Remember when the Spurs were too old and athletically challenged to keep up with the Lakers, well not anymore. Both teams appear to have their rosters set so I ran a few averages to see how they match up. Including the eventual signing of Odom for the Lakers and Ratliff for the Spurs, both teams top out at an average height of 6.8". The average age for the Lakers is 27 compared to the Spurs 28. Lets look at both teams by position and depth.

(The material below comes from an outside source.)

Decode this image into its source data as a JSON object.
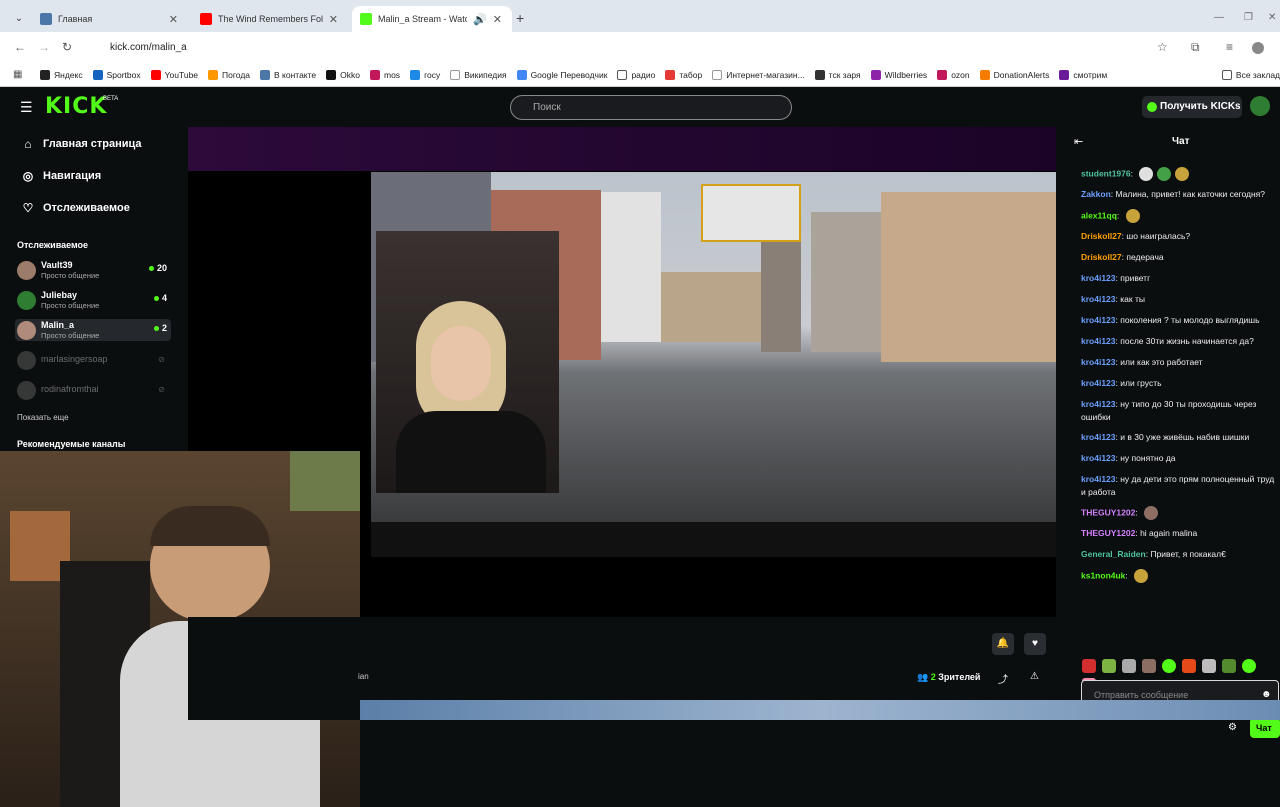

At center the Spurs start Tim Duncan with Theo Ratliff likely backing him up. The Lakers counter with Andrew Bynum with DJ Mbenga coming off the bench. The Spurs drastically improves the PF position by starting McDyess with the rookie Dejuan Blair backing him up. LA counters with tandum of Gasol and Odom. At small forward the Spurs will start Richard Jefferson with Finley and Malik Hairston in the wings. The Lakers start Ron Artest with Luke Walton backing him up. The Spurs are banking on a healthy and motivated Manu Ginobili playing in a contract year to light it up from the shooting guard position with sharp shooter Roger Mason providing relief. For the Lakers the black mamba, Kobe Bryant would love nothing more than a competitive battle with Ginobili come the playoffs. He will be backed up by Vujacic. Once again Tony Parker will be the motor pushing the Spurs offense at point guard with 2nd year guard George Hill running the second unit. The Lakers will rely on veteran Derek Fisher and Jordan Farmer to provide offensive direction for the defending champs. It's fair to say, this may go down as one of the most exciting seasons we will ever witness.